Part Five Product Decisions
Objectives • Understand the concept of a product • Explain how to classify products • Examine concepts of product: item, line, and mix and how they are connected • Understand product life cycle and impact on marketing strategies • Describe product adoption process • Understand why products fail/succeed
What Is A Product? • Good- Tangible physical entity • Service- Intangible result of the application of human and mechanical efforts to people or objects • Idea- Concept, philosophy, image, or issue
Product Characteristics • Fundamental utility • Supplemental features • Installation • Delivery • Training • Financing • Symbolic meaning
Classifying Products • Consumer- products purchased to satisfy personal and family needs • Business- products brought to use in an organization’s operations, to resell, or to make other products
Convenience Products Relatively inexpensive, frequently purchased items for which buyers exert only minimal purchasing effort
Convenience ProductStrategy Implications • Retail outlets • Low per-unit gross margins • Little promotion effort • Packaging important
Shopping Products Items for which buyers are willing to expend considerable effort in planning and making purchases
Shopping ProductMarketing Implications • No brand loyalty • Fewer retail outlets than convenience • Lower inventory turnover • Higher gross margins • Personal selling • Channel member cooperation
Specialty Products Items with unique characteristics that buyers are willing to expend considerable effort to obtain.
Specialty ProductMarketing Implications • Limited retail outlets • Lower inventory turnover • High gross margins
Unsought Products Products purchased to solve a sudden problem, products of which customers are unaware, and products that people do no necessarily think of buying.
Unsought ProductsMarketing Implications Build trust with consumer by: • Recognizable brand • Superior performance
Business Products • Installations- facilities & nonportable equipment • Accessory equipment- not part of final product • Raw materials- natural materials part of product • Component parts- finished items ready for assembly or need little processing • Process materials-used in production but not identifiable • MRO supplies-maintenance, repair, and operating items not part of final product • Services-intangible products in operations
Product Line And Product Mix • Item- specific version of product • Line- closely related items viewed as a unit • Mix- total group of products • Width of mix- number to lines • Depth of mix- number of different products in line
Product Life Cycle The progression of a product through four stages: introduction, growth, maturity, and decline.

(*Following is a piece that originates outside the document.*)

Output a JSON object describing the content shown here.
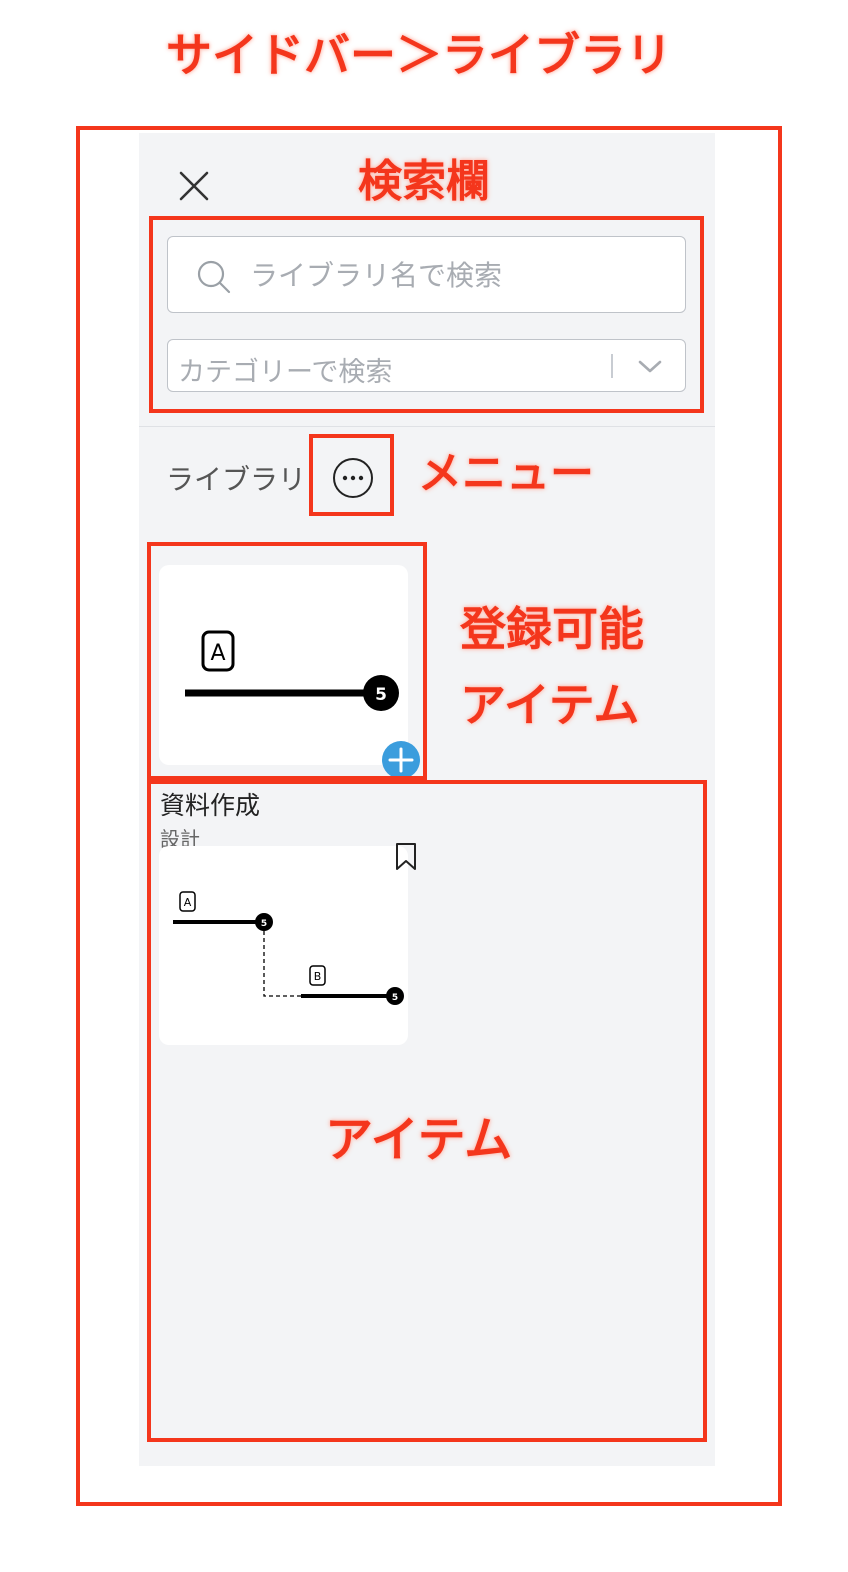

Windows Product Life Cycle Policy
Introduction Stage The initial stage of a product’s life cycle; its first appearance in the marketplace when sales start at zero and profits are negative.
Introductory Stage • Risk of failure high • Buyers must be made aware of: • Features • Uses • Advantages • Sellers lack • Resources • Technological knowledge • Marketing know-how
Growth Stage The product life cycle stage when sales rise rapidly and profits reach a peak, then start to decline.
Growth Stage • Sales rise rapidly • Profits peak • Starts to decline • Competitors react
Growth StageMarketing Strategy • Encourage brand loyalty- stress brand benefits • Strengthen market share • Emphasize product’s benefits • Aggressive pricing • Analyze production position • Efficient distribution system • Promotion costs drop as % of sales
Maturity Stage The stage of a product’s life cycle when the sales curve peaks and starts to decline, and profits continue to fall.
Maturity StageMarketing Strategy • Intense competition • Emphasize improvements and differences • Advertising and dealer-oriented promotion • Global expansion
Maturity Stage Objectives • Generate Cash Flow • Maintain Share of Market • Increase Share of Customer
Decline Stage The stage of a product’s life cycle when sales fall rapidly.
Decline StageMarketing Strategy • Eliminate/reposition items • Cut promotion • Eliminate marginal distributors • Plan for phase out • Approaches • Harvesting • Divesting Nike Product Life Cycle
Product Adoption Process The five-stage process of buyer acceptance of a product: awareness, interest, evaluation, trial, and adoption.
Stages OfProduct Adoption Process • Awareness • Interest • Evaluation • Trial • Adoption Diffusion
Adopter Categories • Innovators- first adopters • Early Adopters- careful choosers • Early Majority- deliberate and cautious • Late Majority- skeptics who only adopt when necessary • Laggards- distrust new products
Why SomeProducts Fail/Succeed • Failure to match product to needs • Failure to send right message • Technical/design problems • Poor timing • Overestimate market • Ineffective promotion • Insufficient distribution